Many people have made the point that "we" need Russia - if not for gas then over Iran or Afghanistan. This is true. But Russia needs "us" too. As Fareed Zakaria cleverly points out in Newsweek, Russia's actions in Georgia are a potentially serious strategic blunder: Europe has been united by Russian action; trans-Atlanticism revived; and China alienated. Not a clever day's work.
I do not celebrate this breach. Russia's integration into global economics and politics is actually the best hope for a country losing population at Russia's rate.
Europe and America have not rushed thoughtlessly into action. We will be deliberate and effective in choosing the right ways to react to Russia's actions. In the short term we support democratic and sovereign countries, starting with Georgia, which need economic and political help. In due course we will raise the costs to Russia of such behaviour.
This isn't about winning or losing, as the Russian Foreign Minister pointed out in the FT two weeks ago. What we want to see is Russia on a different course, not Russia ground down. A weak Russia is as little in our interests as an aggressive one.
Europe Minister Jim Murphy has rightly and deservedly been named Minister of the Year, voted so in one of the annual competitions by his fellow Parliamentarians. His embrace of the daunting European brief, and especially his command of detail, his good humour towards friends and foes, and his ability to get by on limited sleep and not noticeably healthy diet, more than merited the award. I think secretly he began to enjoy the cut and thrust after 14 days on the floor of the House of Commons...
I have sat through a discussion in Brussels about next steps on engagement with Cuba. The number of political prisoners (229 in June 2008) and prisoners of conscience (62 according to Amnesty) are a stain on the reputation of the country. But there is consensus in the EU that renewed engagement with the new government is worthwhile. I support that. And there are tentative signs of opening up.
But the discussion was striking for the experience around the table of living with dictatorial regimes: not just in Eastern Europe where the memory is recent, but in Spain and Portugal and Greece. The discussion was not romantic or rose tinted: human rights abuse casts a long shadow.
The EU will review its process of engagement in a year's time to check on progress before taking it further forward.
Over 100 election monitors are now in Zimbabwe. Not enough but a start. Not enough because the scale of violence and intimidation is massive – over 50 dead, 1000s injured and brutalised. A start because it means there is a chance of a proper record – journalists and NGOs having been driven out.
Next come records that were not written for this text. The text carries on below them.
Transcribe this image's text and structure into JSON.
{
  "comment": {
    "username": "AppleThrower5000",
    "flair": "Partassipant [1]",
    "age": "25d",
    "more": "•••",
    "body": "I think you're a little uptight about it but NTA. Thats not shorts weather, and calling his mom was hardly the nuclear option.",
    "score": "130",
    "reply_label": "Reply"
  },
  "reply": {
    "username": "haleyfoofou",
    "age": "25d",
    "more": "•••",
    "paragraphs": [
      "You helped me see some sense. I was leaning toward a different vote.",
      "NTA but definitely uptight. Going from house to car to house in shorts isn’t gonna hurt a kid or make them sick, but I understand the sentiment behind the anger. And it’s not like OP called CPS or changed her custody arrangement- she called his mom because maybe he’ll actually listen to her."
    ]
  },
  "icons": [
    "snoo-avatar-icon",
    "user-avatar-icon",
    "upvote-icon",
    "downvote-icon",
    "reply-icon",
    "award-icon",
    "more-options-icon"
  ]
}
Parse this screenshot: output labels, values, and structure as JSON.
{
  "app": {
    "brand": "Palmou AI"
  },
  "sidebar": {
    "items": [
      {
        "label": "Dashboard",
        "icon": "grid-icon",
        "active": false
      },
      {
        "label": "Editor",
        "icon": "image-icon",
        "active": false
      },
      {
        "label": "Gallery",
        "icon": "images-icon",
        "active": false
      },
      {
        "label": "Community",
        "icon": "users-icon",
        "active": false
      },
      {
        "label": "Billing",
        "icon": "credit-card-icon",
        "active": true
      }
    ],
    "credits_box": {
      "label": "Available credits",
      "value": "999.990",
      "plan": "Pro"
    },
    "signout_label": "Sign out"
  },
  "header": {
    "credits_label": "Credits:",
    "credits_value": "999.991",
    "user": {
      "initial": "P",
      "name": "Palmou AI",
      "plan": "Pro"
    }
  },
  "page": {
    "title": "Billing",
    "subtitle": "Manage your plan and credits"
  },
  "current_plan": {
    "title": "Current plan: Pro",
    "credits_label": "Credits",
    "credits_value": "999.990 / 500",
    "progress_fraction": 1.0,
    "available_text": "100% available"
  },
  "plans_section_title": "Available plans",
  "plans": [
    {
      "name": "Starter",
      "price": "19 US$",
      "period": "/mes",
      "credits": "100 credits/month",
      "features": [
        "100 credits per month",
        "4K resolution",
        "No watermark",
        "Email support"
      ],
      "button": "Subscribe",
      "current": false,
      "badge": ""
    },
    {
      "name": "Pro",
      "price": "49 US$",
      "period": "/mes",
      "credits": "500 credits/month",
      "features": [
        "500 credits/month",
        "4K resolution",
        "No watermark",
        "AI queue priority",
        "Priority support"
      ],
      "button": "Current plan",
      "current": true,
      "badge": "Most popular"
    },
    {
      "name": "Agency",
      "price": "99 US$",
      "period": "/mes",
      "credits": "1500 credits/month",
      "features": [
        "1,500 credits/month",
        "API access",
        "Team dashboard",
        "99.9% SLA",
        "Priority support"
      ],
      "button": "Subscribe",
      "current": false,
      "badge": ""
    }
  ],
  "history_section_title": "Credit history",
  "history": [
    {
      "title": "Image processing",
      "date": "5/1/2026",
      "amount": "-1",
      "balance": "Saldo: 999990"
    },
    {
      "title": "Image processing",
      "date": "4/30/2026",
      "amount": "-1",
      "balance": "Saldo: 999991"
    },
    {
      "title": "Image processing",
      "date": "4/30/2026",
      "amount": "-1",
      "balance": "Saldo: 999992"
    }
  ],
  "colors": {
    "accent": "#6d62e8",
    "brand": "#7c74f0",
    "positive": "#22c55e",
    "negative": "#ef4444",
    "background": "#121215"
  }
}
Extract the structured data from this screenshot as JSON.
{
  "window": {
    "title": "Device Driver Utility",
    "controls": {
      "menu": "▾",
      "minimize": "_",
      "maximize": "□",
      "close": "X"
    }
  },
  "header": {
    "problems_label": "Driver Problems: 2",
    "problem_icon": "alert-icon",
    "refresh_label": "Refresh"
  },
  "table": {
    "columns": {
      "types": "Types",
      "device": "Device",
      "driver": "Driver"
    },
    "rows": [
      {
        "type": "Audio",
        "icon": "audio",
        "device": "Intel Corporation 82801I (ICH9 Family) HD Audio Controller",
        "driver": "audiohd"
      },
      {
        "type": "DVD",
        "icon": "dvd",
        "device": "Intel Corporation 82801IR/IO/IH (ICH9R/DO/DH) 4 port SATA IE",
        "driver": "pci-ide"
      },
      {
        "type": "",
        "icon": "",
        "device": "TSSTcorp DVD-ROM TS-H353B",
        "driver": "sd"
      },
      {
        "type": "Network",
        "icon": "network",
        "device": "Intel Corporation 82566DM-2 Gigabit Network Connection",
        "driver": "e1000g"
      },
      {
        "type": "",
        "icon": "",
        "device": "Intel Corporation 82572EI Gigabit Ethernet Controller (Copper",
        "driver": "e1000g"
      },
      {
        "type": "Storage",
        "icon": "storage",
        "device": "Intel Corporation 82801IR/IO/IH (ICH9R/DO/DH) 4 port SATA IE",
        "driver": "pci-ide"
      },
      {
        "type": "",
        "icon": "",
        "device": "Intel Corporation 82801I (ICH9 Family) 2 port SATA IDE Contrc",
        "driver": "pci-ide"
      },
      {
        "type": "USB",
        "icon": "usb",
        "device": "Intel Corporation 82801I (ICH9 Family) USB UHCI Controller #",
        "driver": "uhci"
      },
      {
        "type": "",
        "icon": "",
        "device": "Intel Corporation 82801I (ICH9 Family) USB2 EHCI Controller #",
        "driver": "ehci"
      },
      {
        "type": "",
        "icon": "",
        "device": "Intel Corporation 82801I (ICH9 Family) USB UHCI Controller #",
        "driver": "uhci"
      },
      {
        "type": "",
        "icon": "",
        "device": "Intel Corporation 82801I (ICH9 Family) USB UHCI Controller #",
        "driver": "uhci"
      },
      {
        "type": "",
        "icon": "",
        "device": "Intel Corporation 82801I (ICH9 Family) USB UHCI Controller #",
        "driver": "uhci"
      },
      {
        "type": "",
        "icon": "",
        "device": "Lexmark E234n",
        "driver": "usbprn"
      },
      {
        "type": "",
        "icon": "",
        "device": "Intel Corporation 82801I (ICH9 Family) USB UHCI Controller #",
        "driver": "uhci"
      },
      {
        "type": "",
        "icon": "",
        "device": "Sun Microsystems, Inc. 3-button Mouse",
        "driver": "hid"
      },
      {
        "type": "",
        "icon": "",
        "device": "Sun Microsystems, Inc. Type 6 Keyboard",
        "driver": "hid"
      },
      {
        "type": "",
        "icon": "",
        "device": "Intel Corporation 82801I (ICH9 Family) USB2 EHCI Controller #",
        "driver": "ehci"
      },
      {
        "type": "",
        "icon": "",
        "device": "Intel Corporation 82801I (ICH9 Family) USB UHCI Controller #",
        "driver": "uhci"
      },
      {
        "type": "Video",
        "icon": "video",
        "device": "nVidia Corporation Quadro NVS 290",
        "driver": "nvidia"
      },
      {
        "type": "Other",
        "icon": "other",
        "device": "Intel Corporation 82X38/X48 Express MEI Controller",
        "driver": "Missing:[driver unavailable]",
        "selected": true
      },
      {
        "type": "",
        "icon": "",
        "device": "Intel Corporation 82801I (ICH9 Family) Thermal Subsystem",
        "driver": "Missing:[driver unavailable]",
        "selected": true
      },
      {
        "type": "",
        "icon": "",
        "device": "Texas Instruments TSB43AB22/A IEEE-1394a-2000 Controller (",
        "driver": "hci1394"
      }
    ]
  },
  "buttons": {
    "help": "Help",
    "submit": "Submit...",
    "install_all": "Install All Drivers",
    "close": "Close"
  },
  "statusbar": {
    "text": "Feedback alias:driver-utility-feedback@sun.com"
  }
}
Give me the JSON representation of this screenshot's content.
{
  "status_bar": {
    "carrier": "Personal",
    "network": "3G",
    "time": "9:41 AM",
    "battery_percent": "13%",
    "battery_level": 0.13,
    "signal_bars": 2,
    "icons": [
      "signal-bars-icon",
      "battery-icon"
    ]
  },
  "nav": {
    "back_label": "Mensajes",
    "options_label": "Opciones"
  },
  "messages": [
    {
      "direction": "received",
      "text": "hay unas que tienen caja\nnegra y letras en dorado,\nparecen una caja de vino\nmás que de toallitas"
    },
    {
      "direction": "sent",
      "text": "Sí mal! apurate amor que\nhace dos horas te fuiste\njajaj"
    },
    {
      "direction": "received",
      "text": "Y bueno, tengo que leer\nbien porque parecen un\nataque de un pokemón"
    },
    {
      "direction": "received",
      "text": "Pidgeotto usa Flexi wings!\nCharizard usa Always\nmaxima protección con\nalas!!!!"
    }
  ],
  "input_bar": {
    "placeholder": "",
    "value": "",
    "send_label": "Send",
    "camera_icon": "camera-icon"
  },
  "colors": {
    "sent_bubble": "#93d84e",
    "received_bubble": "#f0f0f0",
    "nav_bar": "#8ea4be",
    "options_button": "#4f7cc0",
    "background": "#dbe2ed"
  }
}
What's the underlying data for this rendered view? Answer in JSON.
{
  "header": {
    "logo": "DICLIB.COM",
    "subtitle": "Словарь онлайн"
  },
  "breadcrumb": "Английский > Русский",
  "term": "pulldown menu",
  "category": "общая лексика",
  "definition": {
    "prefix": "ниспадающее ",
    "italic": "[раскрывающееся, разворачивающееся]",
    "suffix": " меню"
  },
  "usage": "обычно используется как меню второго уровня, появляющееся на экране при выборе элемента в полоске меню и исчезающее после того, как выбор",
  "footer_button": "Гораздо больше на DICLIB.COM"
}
There is a massive responsibility on Africa to support the brave people of the opposition, and a major responsibility on the rest of us to support them. We will do so, bilaterally, in Europe and at the UN.
Congratulations to the British Council for their TN2020 initiative. I met some of the first 50 fellows from around Europe and the US at the New America Foundation today. Their job is simple: to re-energise the transatlantic relationship. The polling on the website (eg 57% of Americans have a positive or very positive view of the EU) shows that the well of common values is deep. The network intends between now and 2020 to become 1000 strong. After the second world war Anglo-German cultural and other links filled a void. The transatlantic relationship needs nurturing too. Digging deep into the US, and Canada, I hope it has similar success.